Uber began operating in Ottawa in 2014. In September 2016, the city amended its taxi bylaw by creating a new category of licence that legalized Uber's business model. 

Around this same time the taxi industry filed an uncertified class action against the City of Ottawa claiming $215 million in damages.

Claims of discrimination

The suit was filed by the parent company of Capital Taxi and Marc Andre Way, whose family is the single-largest owner of taxi plates in the city.

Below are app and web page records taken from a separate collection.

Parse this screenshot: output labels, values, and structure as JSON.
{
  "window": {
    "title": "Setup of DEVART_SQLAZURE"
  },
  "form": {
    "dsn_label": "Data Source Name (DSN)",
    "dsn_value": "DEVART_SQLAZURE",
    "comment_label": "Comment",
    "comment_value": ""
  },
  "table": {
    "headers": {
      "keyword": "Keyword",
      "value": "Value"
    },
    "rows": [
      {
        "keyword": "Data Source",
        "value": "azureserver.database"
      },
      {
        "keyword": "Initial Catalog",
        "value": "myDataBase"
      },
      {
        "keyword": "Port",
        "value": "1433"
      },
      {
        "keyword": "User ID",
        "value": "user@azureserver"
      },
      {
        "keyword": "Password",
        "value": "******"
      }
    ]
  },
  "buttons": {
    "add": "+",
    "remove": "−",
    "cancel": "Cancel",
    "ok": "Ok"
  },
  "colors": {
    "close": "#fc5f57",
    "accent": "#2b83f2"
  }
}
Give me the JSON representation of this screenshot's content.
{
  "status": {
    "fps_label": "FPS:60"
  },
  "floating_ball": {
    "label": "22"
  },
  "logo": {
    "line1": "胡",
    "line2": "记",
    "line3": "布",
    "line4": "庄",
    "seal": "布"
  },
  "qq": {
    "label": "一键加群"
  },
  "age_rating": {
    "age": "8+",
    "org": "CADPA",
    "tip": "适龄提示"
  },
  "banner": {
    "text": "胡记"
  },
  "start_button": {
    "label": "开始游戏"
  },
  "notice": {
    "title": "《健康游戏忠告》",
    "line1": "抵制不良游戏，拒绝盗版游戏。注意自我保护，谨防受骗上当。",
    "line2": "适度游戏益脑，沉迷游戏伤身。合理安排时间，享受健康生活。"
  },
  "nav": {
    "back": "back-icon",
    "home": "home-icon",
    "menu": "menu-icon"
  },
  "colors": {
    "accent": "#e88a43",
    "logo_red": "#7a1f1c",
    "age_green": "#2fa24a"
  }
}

It was the largest lawsuit ever filed against the city.

Taxi drivers claim the city is responsible for losses they suffered after Uber was legalized in Ottawa, according to an overview of the case. 

The plaintiffs allege that by welcoming Uber the city has discriminated against taxi drivers, many of whom are "members of minority groups." The plaintiffs also claim fees charged to them under the amended bylaw amount to illegal taxes. 

The city disagrees with the taxi industry's claims, but agreed with the court that a class action is the best way to proceed.

In its response to the lawsuit in 2016, the city said it has no obligation to protect the taxi industry from financial losses, and argued the claim of $215 million in damages is grossly exaggerated.